important. But when facing them with the cost of security they'll just
shout at administration difficulties and broken apps and performance
impact, so only a careful and evolutionary approach suffices. Stuff can
only be added piece by piece, with frequent backtracks.

(Having said that, there's no reason why exec-shield couldnt be exchanged
for PaX in the future - most of the security features in Fedora are not
related to the dynamic-segmentation-limit thing of exec-shield at all,
what precise mechanism enforces the executability permission expressed in
the vma is irrelevant, as long as it works.)

the mprotect argument came not from my ability to enable or disable it in
PaX, but from the claim/impression that the (mprotect) tests in paxtest
constitude actual 'Vulnerabilities'. So i simply said i dont intend to
restrict mprotect semantics in exec-shield and explained my reasons for
doing so.

> speaking further about the 'prison' thing, you said this earlier
> in another thread:
> > if you could get rid of the 1.5 GB VM limitation of PaX and if you could
> > change it to use PT_GNU_STACK to set the process stack's protection bits
> > then i think there's no need for exec-shield - PaX will provide better
> > protection at no cost and no tradeoffs.
> have you changed your mind since then?

no, i havent. PaX is fundamentally finer grained than exec-shield. Eg.  
exec-shield will never make library data/bss non-executable. The other
problems, like thread stacks or apps doing mprotect()s were solved, so all
the other exploitable areas are non-executable.

> > If you take that 'privilege' away you'll take away what drives
> > Linux forward - a constantly growing pool of programmers.
> i have the impression that you believe i'm trying to promote PaX to
> enter the 'main' kernels in its current from. [...]

this impression of yours is incorrect. PaX as a whole has no chance to get
into the kernel in the near future. Nor does exec-shield. (Linus is quite
strongly against security related restrictions.)

but i'd love it if you could start pushing eg. the arch exec-bit PTE
changes into the kernel - those would be very nice to have.

> [...] also, you did break userland yourself as well, otherwise how would
> you explain the patches RedHat made to the XFree86 server? [...]

that was a bugfix - X relied on executability of a non-executable area.
The x86 kernel just didnt enforce it. X would crash the same way on amd64
when running in x86 mode, without exec-shield.

(in fact X did properly use an executable area on other architectures -
just not x86 - the code was #ifdef-ed out on x86.)

it's not a bugfix to break apps that rely on an executable stack - the
stack _is_ executable.

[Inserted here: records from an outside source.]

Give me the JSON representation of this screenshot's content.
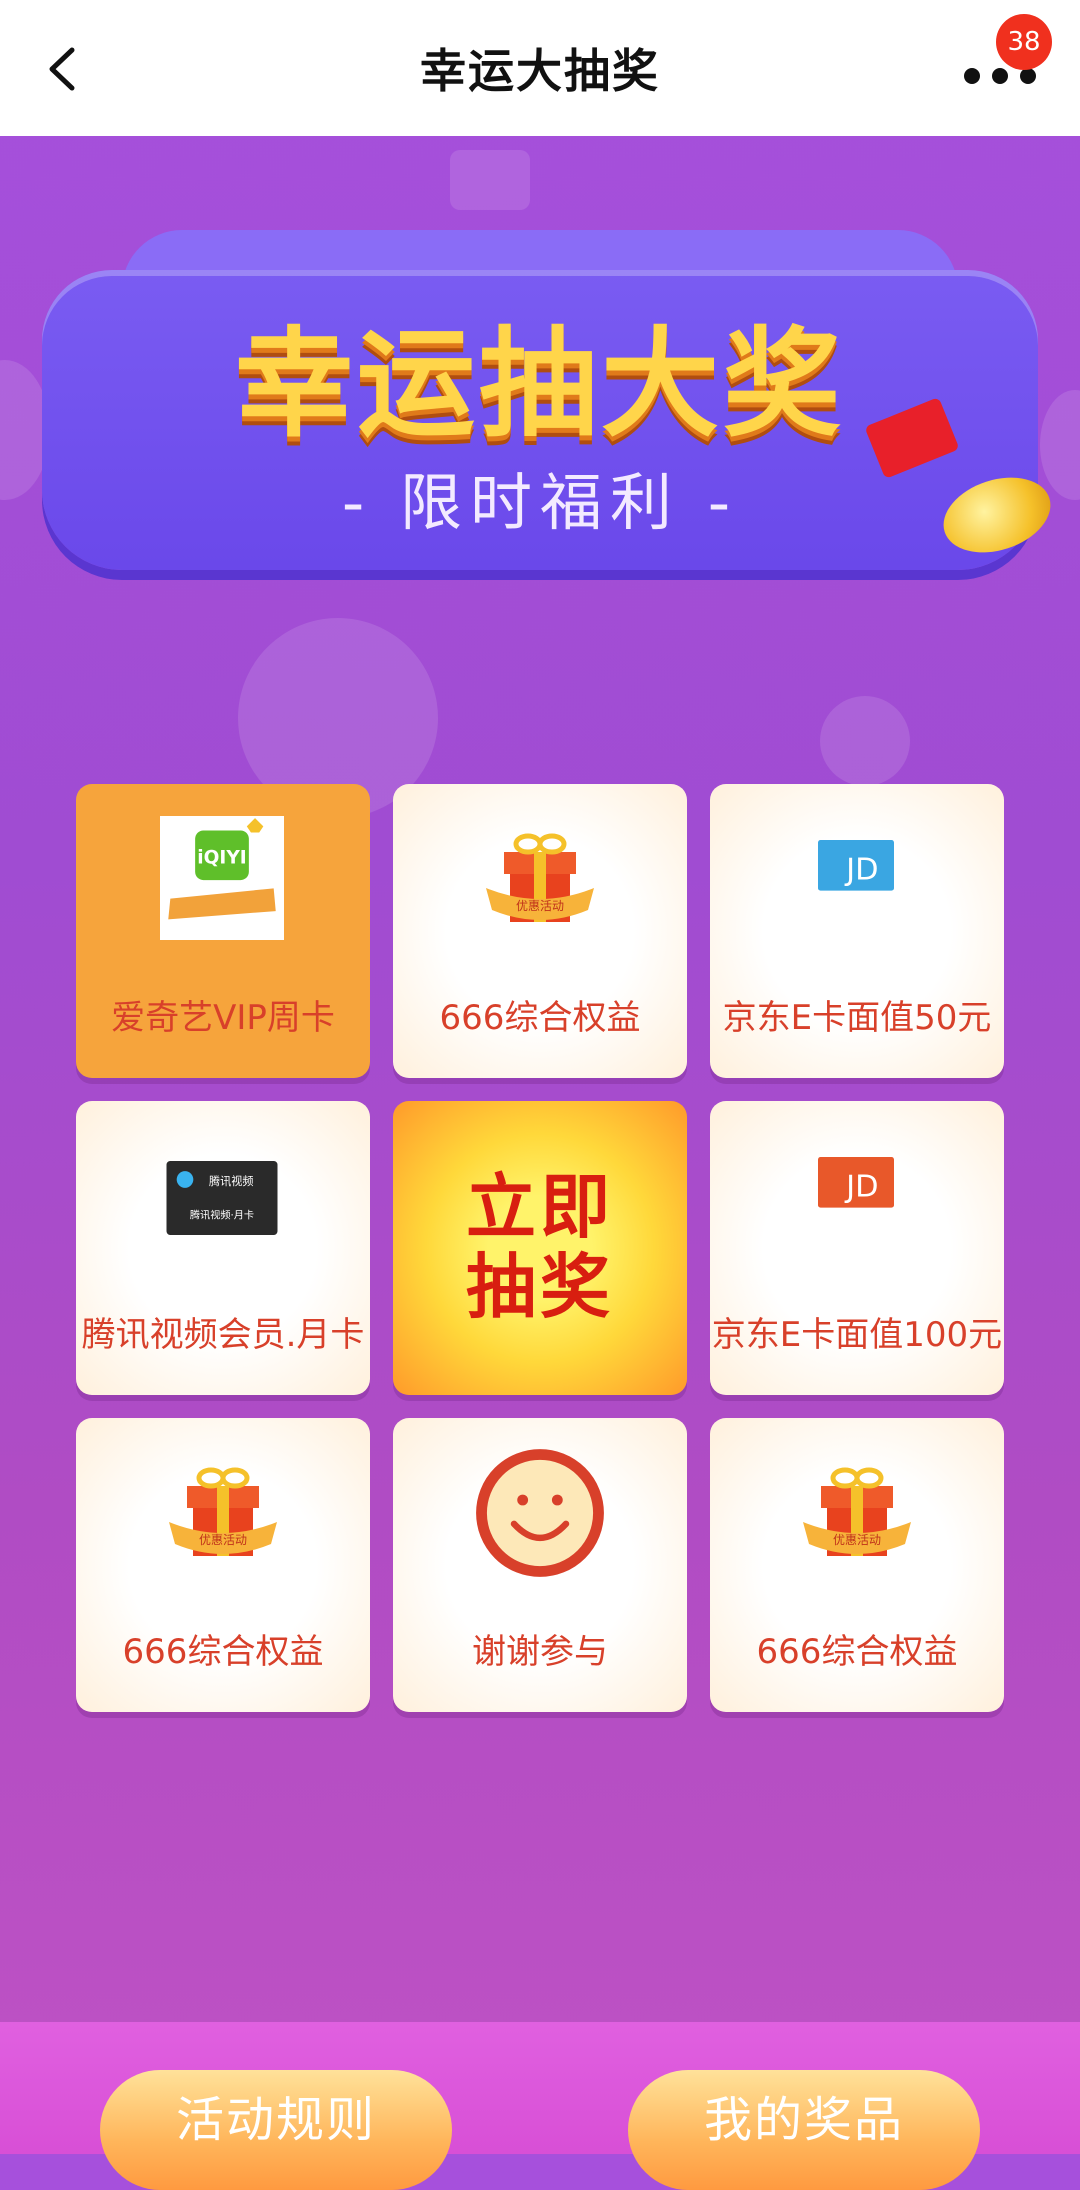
{
  "nav": {
    "title": "幸运大抽奖",
    "badge": "38"
  },
  "banner": {
    "title": "幸运抽大奖",
    "subtitle": "- 限时福利 -"
  },
  "grid": {
    "cells": [
      {
        "label": "爱奇艺VIP周卡",
        "icon": "iqiyi-card-icon",
        "selected": true
      },
      {
        "label": "666综合权益",
        "icon": "gift-box-icon"
      },
      {
        "label": "京东E卡面值50元",
        "icon": "jd-card-blue-icon"
      },
      {
        "label": "腾讯视频会员.月卡",
        "icon": "tencent-video-card-icon"
      },
      {
        "label": "京东E卡面值100元",
        "icon": "jd-card-orange-icon"
      },
      {
        "label": "666综合权益",
        "icon": "gift-box-icon"
      },
      {
        "label": "谢谢参与",
        "icon": "smiley-icon"
      },
      {
        "label": "666综合权益",
        "icon": "gift-box-icon"
      }
    ],
    "draw_button": {
      "line1": "立即",
      "line2": "抽奖"
    },
    "gift_ribbon_text": "优惠活动",
    "iqiyi_logo": "iQIYI",
    "tencent_card_text": "腾讯视频·月卡",
    "tencent_logo_text": "腾讯视频"
  },
  "bottom": {
    "rules_label": "活动规则",
    "prizes_label": "我的奖品"
  },
  "colors": {
    "accent_red": "#d8402a",
    "selected_orange": "#f6a43c",
    "badge_red": "#f0301e"
  }
}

> [...] see, there're just cases when userland is plain wrong and must be
> fixed. [...]

there's nothing wrong about an executable stack though. It's been part of
Linux ever since.


Reply to: